### EXERCISE INSTRUCTIONS
Extract the complete listing and repeat it word for word.

### RAW DATA
******************************

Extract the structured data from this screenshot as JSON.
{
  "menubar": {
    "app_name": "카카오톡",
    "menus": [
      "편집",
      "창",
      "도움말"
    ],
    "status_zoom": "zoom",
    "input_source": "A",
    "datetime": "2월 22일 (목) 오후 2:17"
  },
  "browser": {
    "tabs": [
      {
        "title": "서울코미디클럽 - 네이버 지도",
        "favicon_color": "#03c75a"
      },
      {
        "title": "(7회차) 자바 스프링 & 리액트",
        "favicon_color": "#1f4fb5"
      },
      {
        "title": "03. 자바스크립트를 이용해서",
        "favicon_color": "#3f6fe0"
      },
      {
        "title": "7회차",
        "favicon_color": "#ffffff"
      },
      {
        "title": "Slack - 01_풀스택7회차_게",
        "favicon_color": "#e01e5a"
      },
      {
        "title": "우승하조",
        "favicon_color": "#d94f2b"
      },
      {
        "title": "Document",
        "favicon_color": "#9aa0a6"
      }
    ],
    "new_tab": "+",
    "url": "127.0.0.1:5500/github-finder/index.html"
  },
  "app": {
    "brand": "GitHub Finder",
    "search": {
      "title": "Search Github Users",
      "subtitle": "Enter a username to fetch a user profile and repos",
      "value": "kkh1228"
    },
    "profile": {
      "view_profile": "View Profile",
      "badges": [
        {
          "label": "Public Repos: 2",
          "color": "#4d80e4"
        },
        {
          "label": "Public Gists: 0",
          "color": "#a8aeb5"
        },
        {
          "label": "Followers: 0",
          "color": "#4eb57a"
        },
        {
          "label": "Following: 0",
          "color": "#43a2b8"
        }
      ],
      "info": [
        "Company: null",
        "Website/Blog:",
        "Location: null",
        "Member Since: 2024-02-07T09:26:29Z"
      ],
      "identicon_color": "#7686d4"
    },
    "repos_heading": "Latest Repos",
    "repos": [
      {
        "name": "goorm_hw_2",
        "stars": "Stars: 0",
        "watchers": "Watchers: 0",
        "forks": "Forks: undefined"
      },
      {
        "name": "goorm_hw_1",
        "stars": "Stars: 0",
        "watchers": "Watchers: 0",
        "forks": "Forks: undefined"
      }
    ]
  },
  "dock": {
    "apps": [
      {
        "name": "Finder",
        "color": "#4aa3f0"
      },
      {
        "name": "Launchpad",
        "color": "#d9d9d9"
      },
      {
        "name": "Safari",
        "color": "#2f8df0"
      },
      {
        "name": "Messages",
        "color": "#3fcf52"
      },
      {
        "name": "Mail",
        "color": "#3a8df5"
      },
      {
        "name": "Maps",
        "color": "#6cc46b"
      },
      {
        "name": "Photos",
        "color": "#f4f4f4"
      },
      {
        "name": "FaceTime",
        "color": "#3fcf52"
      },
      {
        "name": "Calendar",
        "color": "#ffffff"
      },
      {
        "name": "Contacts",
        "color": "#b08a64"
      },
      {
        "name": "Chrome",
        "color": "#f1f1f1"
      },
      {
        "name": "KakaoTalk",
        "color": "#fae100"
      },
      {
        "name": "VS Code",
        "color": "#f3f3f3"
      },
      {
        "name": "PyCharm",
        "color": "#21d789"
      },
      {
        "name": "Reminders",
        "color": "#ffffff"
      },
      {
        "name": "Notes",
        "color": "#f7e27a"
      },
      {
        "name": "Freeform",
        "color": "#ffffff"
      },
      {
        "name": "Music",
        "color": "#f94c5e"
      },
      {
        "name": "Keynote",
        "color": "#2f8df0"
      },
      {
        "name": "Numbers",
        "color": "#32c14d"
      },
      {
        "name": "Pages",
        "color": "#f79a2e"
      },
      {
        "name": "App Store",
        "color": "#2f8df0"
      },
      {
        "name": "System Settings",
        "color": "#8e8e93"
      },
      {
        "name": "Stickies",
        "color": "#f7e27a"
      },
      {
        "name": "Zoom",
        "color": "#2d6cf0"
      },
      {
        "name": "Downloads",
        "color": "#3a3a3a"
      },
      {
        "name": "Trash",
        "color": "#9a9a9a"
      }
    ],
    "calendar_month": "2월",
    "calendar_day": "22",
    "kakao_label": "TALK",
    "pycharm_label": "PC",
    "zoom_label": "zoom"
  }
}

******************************

### TASK ANSWER
Extract the structured data from this screenshot as JSON.
{
  "menubar": {
    "app_name": "카카오톡",
    "menus": [
      "편집",
      "창",
      "도움말"
    ],
    "status_zoom": "zoom",
    "input_source": "A",
    "datetime": "2월 22일 (목) 오후 2:17"
  },
  "browser": {
    "tabs": [
      {
        "title": "서울코미디클럽 - 네이버 지도",
        "favicon_color": "#03c75a"
      },
      {
        "title": "(7회차) 자바 스프링 & 리액트",
        "favicon_color": "#1f4fb5"
      },
      {
        "title": "03. 자바스크립트를 이용해서",
        "favicon_color": "#3f6fe0"
      },
      {
        "title": "7회차",
        "favicon_color": "#ffffff"
      },
      {
        "title": "Slack - 01_풀스택7회차_게",
        "favicon_color": "#e01e5a"
      },
      {
        "title": "우승하조",
        "favicon_color": "#d94f2b"
      },
      {
        "title": "Document",
        "favicon_color": "#9aa0a6"
      }
    ],
    "new_tab": "+",
    "url": "127.0.0.1:5500/github-finder/index.html"
  },
  "app": {
    "brand": "GitHub Finder",
    "search": {
      "title": "Search Github Users",
      "subtitle": "Enter a username to fetch a user profile and repos",
      "value": "kkh1228"
    },
    "profile": {
      "view_profile": "View Profile",
      "badges": [
        {
          "label": "Public Repos: 2",
          "color": "#4d80e4"
        },
        {
          "label": "Public Gists: 0",
          "color": "#a8aeb5"
        },
        {
          "label": "Followers: 0",
          "color": "#4eb57a"
        },
        {
          "label": "Following: 0",
          "color": "#43a2b8"
        }
      ],
      "info": [
        "Company: null",
        "Website/Blog:",
        "Location: null",
        "Member Since: 2024-02-07T09:26:29Z"
      ],
      "identicon_color": "#7686d4"
    },
    "repos_heading": "Latest Repos",
    "repos": [
      {
        "name": "goorm_hw_2",
        "stars": "Stars: 0",
        "watchers": "Watchers: 0",
        "forks": "Forks: undefined"
      },
      {
        "name": "goorm_hw_1",
        "stars": "Stars: 0",
        "watchers": "Watchers: 0",
        "forks": "Forks: undefined"
      }
    ]
  },
  "dock": {
    "apps": [
      {
        "name": "Finder",
        "color": "#4aa3f0"
      },
      {
        "name": "Launchpad",
        "color": "#d9d9d9"
      },
      {
        "name": "Safari",
        "color": "#2f8df0"
      },
      {
        "name": "Messages",
        "color": "#3fcf52"
      },
      {
        "name": "Mail",
        "color": "#3a8df5"
      },
      {
        "name": "Maps",
        "color": "#6cc46b"
      },
      {
        "name": "Photos",
        "color": "#f4f4f4"
      },
      {
        "name": "FaceTime",
        "color": "#3fcf52"
      },
      {
        "name": "Calendar",
        "color": "#ffffff"
      },
      {
        "name": "Contacts",
        "color": "#b08a64"
      },
      {
        "name": "Chrome",
        "color": "#f1f1f1"
      },
      {
        "name": "KakaoTalk",
        "color": "#fae100"
      },
      {
        "name": "VS Code",
        "color": "#f3f3f3"
      },
      {
        "name": "PyCharm",
        "color": "#21d789"
      },
      {
        "name": "Reminders",
        "color": "#ffffff"
      },
      {
        "name": "Notes",
        "color": "#f7e27a"
      },
      {
        "name": "Freeform",
        "color": "#ffffff"
      },
      {
        "name": "Music",
        "color": "#f94c5e"
      },
      {
        "name": "Keynote",
        "color": "#2f8df0"
      },
      {
        "name": "Numbers",
        "color": "#32c14d"
      },
      {
        "name": "Pages",
        "color": "#f79a2e"
      },
      {
        "name": "App Store",
        "color": "#2f8df0"
      },
      {
        "name": "System Settings",
        "color": "#8e8e93"
      },
      {
        "name": "Stickies",
        "color": "#f7e27a"
      },
      {
        "name": "Zoom",
        "color": "#2d6cf0"
      },
      {
        "name": "Downloads",
        "color": "#3a3a3a"
      },
      {
        "name": "Trash",
        "color": "#9a9a9a"
      }
    ],
    "calendar_month": "2월",
    "calendar_day": "22",
    "kakao_label": "TALK",
    "pycharm_label": "PC",
    "zoom_label": "zoom"
  }
}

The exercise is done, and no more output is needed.